---- Material to process
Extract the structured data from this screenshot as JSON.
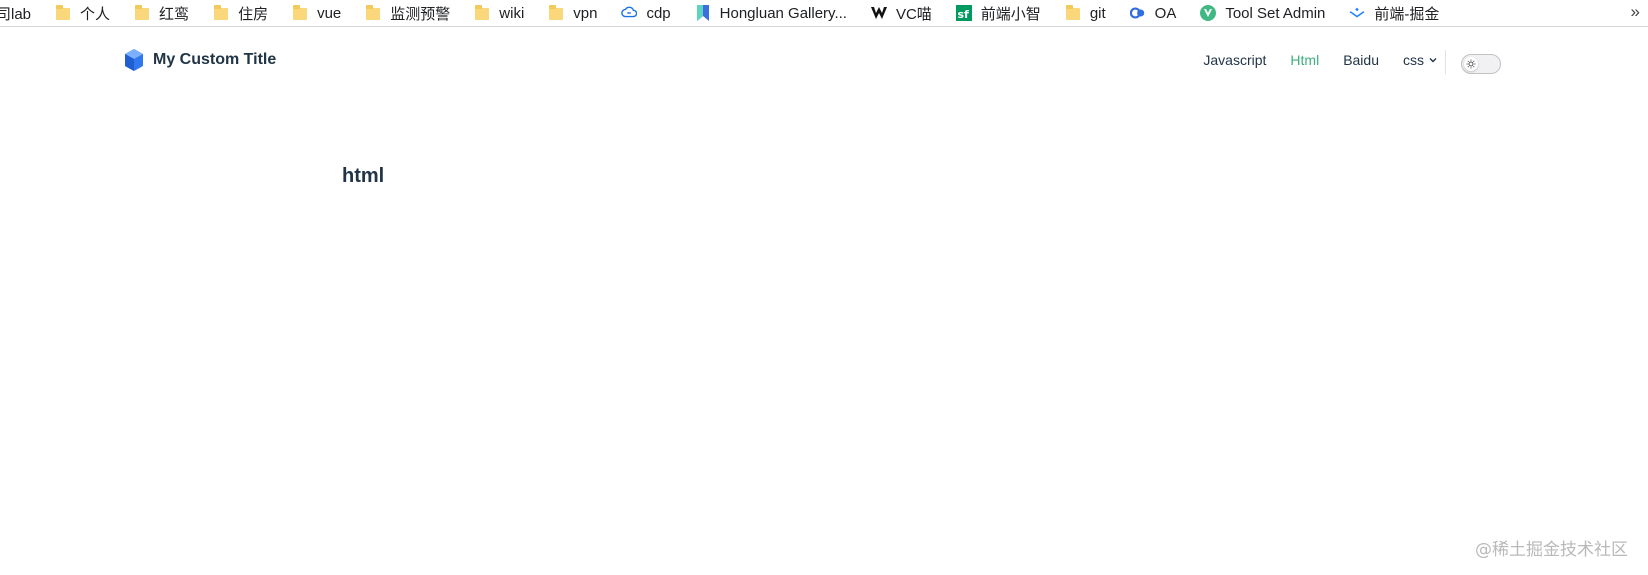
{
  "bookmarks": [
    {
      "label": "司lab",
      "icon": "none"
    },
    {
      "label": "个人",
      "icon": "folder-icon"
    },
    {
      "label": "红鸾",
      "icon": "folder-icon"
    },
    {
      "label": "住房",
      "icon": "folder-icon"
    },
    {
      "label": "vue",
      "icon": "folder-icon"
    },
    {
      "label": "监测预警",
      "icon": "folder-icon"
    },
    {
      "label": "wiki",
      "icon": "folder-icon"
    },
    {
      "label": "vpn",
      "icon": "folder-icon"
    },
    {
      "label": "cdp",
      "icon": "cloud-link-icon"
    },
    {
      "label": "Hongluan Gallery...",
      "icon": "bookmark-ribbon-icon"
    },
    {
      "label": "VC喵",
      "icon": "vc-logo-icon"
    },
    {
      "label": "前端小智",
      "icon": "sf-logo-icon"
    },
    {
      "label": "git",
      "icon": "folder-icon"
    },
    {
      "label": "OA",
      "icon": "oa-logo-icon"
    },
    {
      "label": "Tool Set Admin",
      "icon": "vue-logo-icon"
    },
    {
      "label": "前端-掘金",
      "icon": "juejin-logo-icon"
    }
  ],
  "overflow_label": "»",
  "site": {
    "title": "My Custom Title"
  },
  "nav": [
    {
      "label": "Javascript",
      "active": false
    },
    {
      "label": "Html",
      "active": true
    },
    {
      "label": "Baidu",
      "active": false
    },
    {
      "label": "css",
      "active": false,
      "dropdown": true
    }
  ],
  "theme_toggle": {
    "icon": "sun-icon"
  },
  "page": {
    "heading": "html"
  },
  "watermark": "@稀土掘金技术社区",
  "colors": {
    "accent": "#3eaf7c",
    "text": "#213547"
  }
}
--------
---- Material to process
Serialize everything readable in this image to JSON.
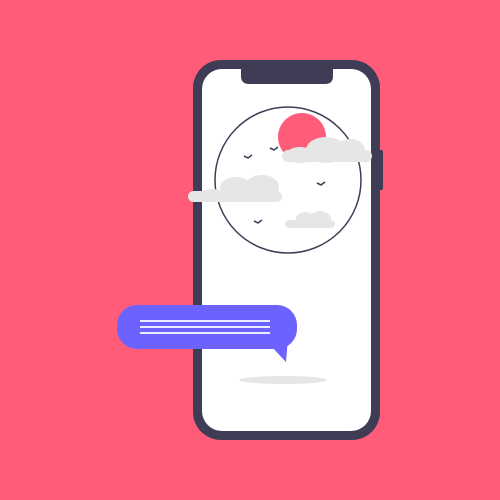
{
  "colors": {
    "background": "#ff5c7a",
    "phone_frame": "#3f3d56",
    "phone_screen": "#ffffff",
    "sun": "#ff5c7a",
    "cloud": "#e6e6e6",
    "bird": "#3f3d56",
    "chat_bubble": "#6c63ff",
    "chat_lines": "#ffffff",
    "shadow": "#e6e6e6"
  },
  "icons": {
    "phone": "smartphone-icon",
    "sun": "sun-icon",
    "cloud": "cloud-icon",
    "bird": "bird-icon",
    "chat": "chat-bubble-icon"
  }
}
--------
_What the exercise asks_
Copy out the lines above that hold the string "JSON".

_Task response_
Extract the structured data from this screenshot as JSON.
Serialize everything readable in this image to JSON.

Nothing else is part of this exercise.